(Records for this exercise)

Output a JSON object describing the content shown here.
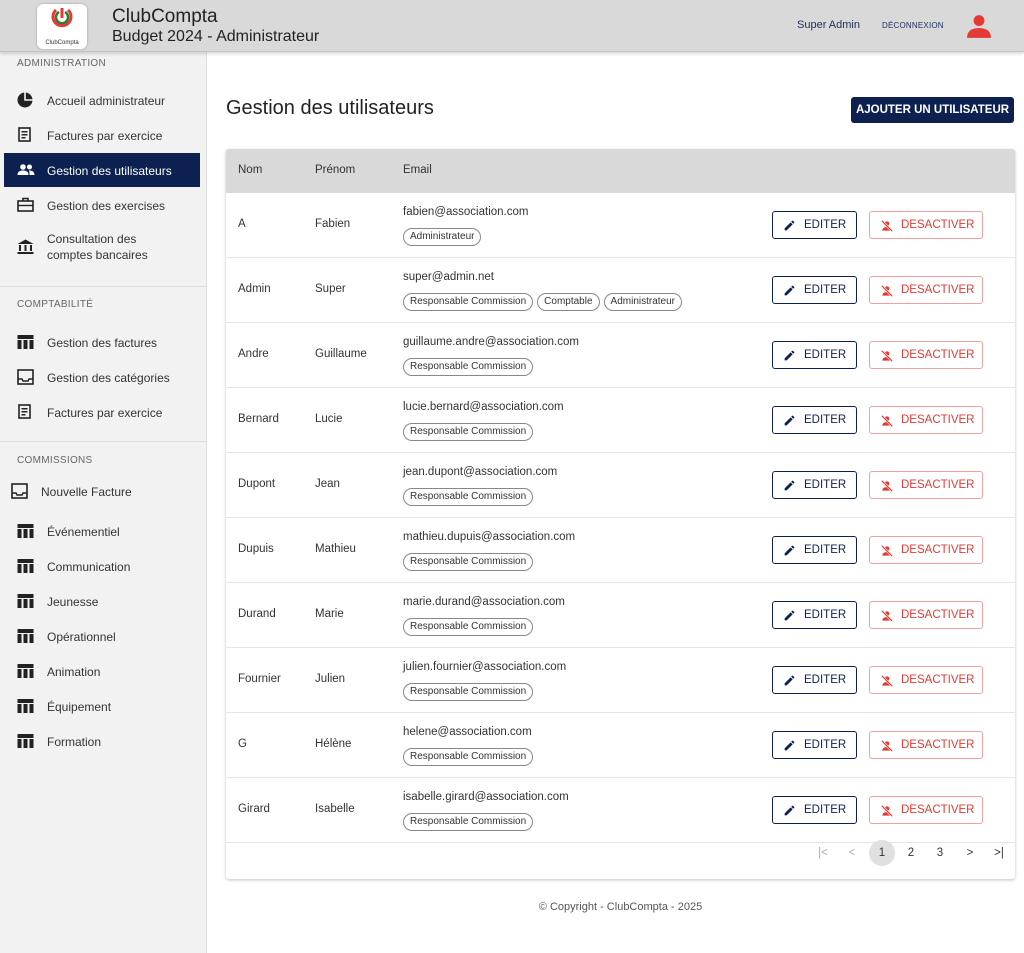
{
  "header": {
    "app_name": "ClubCompta",
    "subtitle": "Budget 2024 - Administrateur",
    "logo_text": "ClubCompta",
    "user_name": "Super Admin",
    "logout_label": "DÉCONNEXION",
    "accent_color": "#e53935",
    "brand_color": "#0d2150"
  },
  "sidebar": {
    "admin_title": "ADMINISTRATION",
    "admin_items": [
      {
        "label": "Accueil administrateur",
        "icon": "pie-chart-icon"
      },
      {
        "label": "Factures par exercice",
        "icon": "receipt-icon"
      },
      {
        "label": "Gestion des utilisateurs",
        "icon": "users-icon",
        "active": true
      },
      {
        "label": "Gestion des exercises",
        "icon": "briefcase-icon"
      },
      {
        "label": "Consultation des comptes bancaires",
        "line1": "Consultation des",
        "line2": "comptes bancaires",
        "icon": "bank-icon"
      }
    ],
    "compta_title": "COMPTABILITÉ",
    "compta_items": [
      {
        "label": "Gestion des factures",
        "icon": "table-icon"
      },
      {
        "label": "Gestion des catégories",
        "icon": "inbox-icon"
      },
      {
        "label": "Factures par exercice",
        "icon": "receipt-icon"
      }
    ],
    "commissions_title": "COMMISSIONS",
    "new_invoice": {
      "label": "Nouvelle Facture",
      "icon": "inbox-icon"
    },
    "commissions": [
      {
        "label": "Événementiel",
        "icon": "table-icon"
      },
      {
        "label": "Communication",
        "icon": "table-icon"
      },
      {
        "label": "Jeunesse",
        "icon": "table-icon"
      },
      {
        "label": "Opérationnel",
        "icon": "table-icon"
      },
      {
        "label": "Animation",
        "icon": "table-icon"
      },
      {
        "label": "Équipement",
        "icon": "table-icon"
      },
      {
        "label": "Formation",
        "icon": "table-icon"
      }
    ]
  },
  "main": {
    "title": "Gestion des utilisateurs",
    "add_button": "AJOUTER UN UTILISATEUR",
    "columns": {
      "nom": "Nom",
      "prenom": "Prénom",
      "email": "Email"
    },
    "edit_label": "EDITER",
    "deactivate_label": "DESACTIVER",
    "users": [
      {
        "nom": "A",
        "prenom": "Fabien",
        "email": "fabien@association.com",
        "roles": [
          "Administrateur"
        ]
      },
      {
        "nom": "Admin",
        "prenom": "Super",
        "email": "super@admin.net",
        "roles": [
          "Responsable Commission",
          "Comptable",
          "Administrateur"
        ]
      },
      {
        "nom": "Andre",
        "prenom": "Guillaume",
        "email": "guillaume.andre@association.com",
        "roles": [
          "Responsable Commission"
        ]
      },
      {
        "nom": "Bernard",
        "prenom": "Lucie",
        "email": "lucie.bernard@association.com",
        "roles": [
          "Responsable Commission"
        ]
      },
      {
        "nom": "Dupont",
        "prenom": "Jean",
        "email": "jean.dupont@association.com",
        "roles": [
          "Responsable Commission"
        ]
      },
      {
        "nom": "Dupuis",
        "prenom": "Mathieu",
        "email": "mathieu.dupuis@association.com",
        "roles": [
          "Responsable Commission"
        ]
      },
      {
        "nom": "Durand",
        "prenom": "Marie",
        "email": "marie.durand@association.com",
        "roles": [
          "Responsable Commission"
        ]
      },
      {
        "nom": "Fournier",
        "prenom": "Julien",
        "email": "julien.fournier@association.com",
        "roles": [
          "Responsable Commission"
        ]
      },
      {
        "nom": "G",
        "prenom": "Hélène",
        "email": "helene@association.com",
        "roles": [
          "Responsable Commission"
        ]
      },
      {
        "nom": "Girard",
        "prenom": "Isabelle",
        "email": "isabelle.girard@association.com",
        "roles": [
          "Responsable Commission"
        ]
      }
    ],
    "pagination": {
      "pages": [
        "1",
        "2",
        "3"
      ],
      "current": "1",
      "first": "|<",
      "prev": "<",
      "next": ">",
      "last": ">|"
    }
  },
  "footer": {
    "text": "© Copyright - ClubCompta - 2025"
  }
}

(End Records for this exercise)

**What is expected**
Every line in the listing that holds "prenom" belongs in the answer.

**Reply**
      "prenom": "Prénom",
        "prenom": "Fabien",
        "prenom": "Super",
        "prenom": "Guillaume",
        "prenom": "Lucie",
        "prenom": "Jean",
        "prenom": "Mathieu",
        "prenom": "Marie",
        "prenom": "Julien",
        "prenom": "Hélène",
        "prenom": "Isabelle",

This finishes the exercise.